Kingsolver’s family went on quite the journey. Starting off as a family living a typical American life, they packed their bags and shipped out, As Kingsolver says on leaving, “It hurt to think about everything at once: our friends, our desert, our old home, our new home.” (Animal Vegetable Miracle, 18) After moving onto a farm owned by Kingsolver’s husband, they gradually learn to live off the land instead of buying everything they need from a supermarket. It is an inspiring tale that both grips the heart and the mind, with real, relevant characters and a message that relates to the lives of every reader.
Each character grows and changes as the story progresses, like Kingsolver’s young daughter for instance. Though she loves her pet chickens dearly in the beginning, she eventually is perfectly willing to kill them and sell their meat. This gain could be considered both a blessing and a curse. Though a child is losing some form of innocence in a considerably disturbing manner, she also learns more about food, business, and the inevitability of death. She grows up the way people often grow up when a pet or loved one passes on, but also gains more real-world knowledge. This experiment brings the family closer to both each other and the land. In a section called “Growing up in the Kitchen,” Camille says, “In our house, the kitchen is the place to be. The time we spend making dinner is hugely important because it gets us together after all our separate agendas, and when we sit down to eat we have a sense that the food in front of us is special.” (158) As a reader, I thought back to times in the kitchen with my own family, and feel now that maybe we could have bonded more if we were creating our meals together.
The question is, can the readers follow her call to action? Can every family do what Kingsolver did? The answer is no, we cannot. Not every person can afford to run their own farm, and still work their jobs and bring home the metaphorical bacon. However, on a smaller scale, everyone can try to be more conscious of their eating. Buying less meat, buying locally, and reading labels are all easy things to do to improve the situation. Having a vegetable garden to fill with food for your family is an option, just like the Kingsolver family did. If everyone did their part, the world would be a better place.
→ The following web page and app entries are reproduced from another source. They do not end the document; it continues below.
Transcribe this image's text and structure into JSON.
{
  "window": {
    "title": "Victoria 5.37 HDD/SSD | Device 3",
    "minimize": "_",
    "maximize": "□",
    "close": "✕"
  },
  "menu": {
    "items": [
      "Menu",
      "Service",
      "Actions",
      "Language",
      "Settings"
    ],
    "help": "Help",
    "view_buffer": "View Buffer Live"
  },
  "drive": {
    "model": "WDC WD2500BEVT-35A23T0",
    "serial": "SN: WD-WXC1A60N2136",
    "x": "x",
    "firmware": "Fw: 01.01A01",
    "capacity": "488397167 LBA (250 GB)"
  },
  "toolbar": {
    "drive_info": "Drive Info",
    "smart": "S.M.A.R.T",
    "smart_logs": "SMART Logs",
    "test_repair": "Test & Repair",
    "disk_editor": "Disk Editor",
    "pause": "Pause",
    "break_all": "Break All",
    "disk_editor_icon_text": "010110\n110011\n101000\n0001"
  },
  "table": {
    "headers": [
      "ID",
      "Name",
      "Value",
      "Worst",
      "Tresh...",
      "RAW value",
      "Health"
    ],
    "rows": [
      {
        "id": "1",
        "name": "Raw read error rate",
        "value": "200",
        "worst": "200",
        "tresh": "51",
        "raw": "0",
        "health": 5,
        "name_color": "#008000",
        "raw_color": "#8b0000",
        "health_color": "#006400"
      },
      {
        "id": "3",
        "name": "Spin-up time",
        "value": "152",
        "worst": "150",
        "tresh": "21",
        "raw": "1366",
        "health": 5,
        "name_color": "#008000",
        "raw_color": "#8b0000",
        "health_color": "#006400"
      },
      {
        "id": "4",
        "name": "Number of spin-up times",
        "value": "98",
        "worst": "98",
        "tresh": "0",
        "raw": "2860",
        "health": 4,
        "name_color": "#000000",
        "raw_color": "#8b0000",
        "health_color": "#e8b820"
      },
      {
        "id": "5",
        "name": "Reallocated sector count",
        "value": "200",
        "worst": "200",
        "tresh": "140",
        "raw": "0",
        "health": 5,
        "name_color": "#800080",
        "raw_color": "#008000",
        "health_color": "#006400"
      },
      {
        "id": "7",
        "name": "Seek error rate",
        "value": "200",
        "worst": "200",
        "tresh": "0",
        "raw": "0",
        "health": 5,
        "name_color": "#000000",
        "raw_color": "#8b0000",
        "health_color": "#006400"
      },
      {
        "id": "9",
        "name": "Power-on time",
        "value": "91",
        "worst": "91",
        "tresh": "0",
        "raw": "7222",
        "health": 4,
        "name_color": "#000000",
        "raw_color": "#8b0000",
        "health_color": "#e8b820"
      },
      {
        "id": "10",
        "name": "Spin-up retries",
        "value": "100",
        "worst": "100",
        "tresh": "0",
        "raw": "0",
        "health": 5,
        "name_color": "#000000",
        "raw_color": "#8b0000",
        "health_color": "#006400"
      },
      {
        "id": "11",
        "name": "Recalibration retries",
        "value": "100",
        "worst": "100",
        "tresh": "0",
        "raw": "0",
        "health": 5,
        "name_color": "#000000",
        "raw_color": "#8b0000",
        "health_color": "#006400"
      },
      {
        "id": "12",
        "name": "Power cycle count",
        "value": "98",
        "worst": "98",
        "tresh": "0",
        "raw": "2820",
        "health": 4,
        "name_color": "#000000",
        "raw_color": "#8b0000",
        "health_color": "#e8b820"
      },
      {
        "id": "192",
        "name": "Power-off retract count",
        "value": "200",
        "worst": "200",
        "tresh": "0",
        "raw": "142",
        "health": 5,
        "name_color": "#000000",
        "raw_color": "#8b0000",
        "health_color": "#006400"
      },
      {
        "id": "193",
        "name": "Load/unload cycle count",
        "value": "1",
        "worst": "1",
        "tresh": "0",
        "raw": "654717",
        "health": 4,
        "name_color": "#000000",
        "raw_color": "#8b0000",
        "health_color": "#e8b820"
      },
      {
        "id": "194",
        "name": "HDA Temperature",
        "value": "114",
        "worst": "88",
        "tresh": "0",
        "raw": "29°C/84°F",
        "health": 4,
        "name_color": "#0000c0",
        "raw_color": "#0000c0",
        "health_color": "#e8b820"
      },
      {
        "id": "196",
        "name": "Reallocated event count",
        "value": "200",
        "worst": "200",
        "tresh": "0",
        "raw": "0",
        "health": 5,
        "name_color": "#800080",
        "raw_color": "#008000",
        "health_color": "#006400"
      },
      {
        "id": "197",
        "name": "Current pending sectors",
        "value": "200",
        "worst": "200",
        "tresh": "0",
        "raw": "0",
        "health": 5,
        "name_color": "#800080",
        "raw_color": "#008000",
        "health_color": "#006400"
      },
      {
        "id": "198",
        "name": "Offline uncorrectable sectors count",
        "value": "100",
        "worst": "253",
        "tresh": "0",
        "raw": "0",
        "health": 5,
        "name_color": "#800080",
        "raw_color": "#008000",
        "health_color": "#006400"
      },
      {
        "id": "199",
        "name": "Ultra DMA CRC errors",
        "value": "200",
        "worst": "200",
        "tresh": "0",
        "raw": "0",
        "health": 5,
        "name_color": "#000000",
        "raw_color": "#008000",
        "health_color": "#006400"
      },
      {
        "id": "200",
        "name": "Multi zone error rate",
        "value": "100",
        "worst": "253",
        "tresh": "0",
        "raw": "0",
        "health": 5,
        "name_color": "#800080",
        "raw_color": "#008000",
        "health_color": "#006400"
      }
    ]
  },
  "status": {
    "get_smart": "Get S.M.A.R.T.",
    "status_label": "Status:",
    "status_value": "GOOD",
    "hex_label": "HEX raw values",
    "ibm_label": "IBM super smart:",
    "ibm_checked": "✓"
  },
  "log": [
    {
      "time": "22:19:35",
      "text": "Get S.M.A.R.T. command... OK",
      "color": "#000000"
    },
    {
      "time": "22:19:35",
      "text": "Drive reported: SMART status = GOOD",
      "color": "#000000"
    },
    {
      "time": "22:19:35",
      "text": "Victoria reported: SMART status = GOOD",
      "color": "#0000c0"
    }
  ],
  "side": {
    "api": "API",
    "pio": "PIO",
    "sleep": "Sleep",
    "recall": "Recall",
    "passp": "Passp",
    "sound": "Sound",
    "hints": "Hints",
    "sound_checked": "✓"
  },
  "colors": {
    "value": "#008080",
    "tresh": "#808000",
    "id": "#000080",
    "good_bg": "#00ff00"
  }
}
Animal, Vegetable, Miracle: a Year of Food Life is many things. It is certainly autobiographical, chronicling a year in the author and her family’s lives. This is blended with informative writing, teaching the reader about things like factory farming and its alternatives, as well as writing for social justice, portraying the urgent need for readers to use these alternatives. This is highly effective, creating an environment where we as readers relate to a real-life family and their struggle to do something good in the world, while being subtly influenced by their choices in action.
In short, I would fully recommend this book to anyone who knows how to read and eats food, because those are the people Kingsolver’s content affects. Learning about how our store-bought, factory farmed foods are brought into this world versus how her family’s sustainable meals are made is a wakeup call to us all, calling us to be conscious of our eating habits not only towards the benefit of our own health, but in relation to what our food does to the whole world. It shows readers that instead of throwing away one thing in our lifestyle that is “wrong,” we must completely reevaluate our lives. She says, “The more we know about our food system, they more we are called into complex choices. It seems facile to declare one single forbidden fruit, when humans live under so many different kinds of trees.” (241)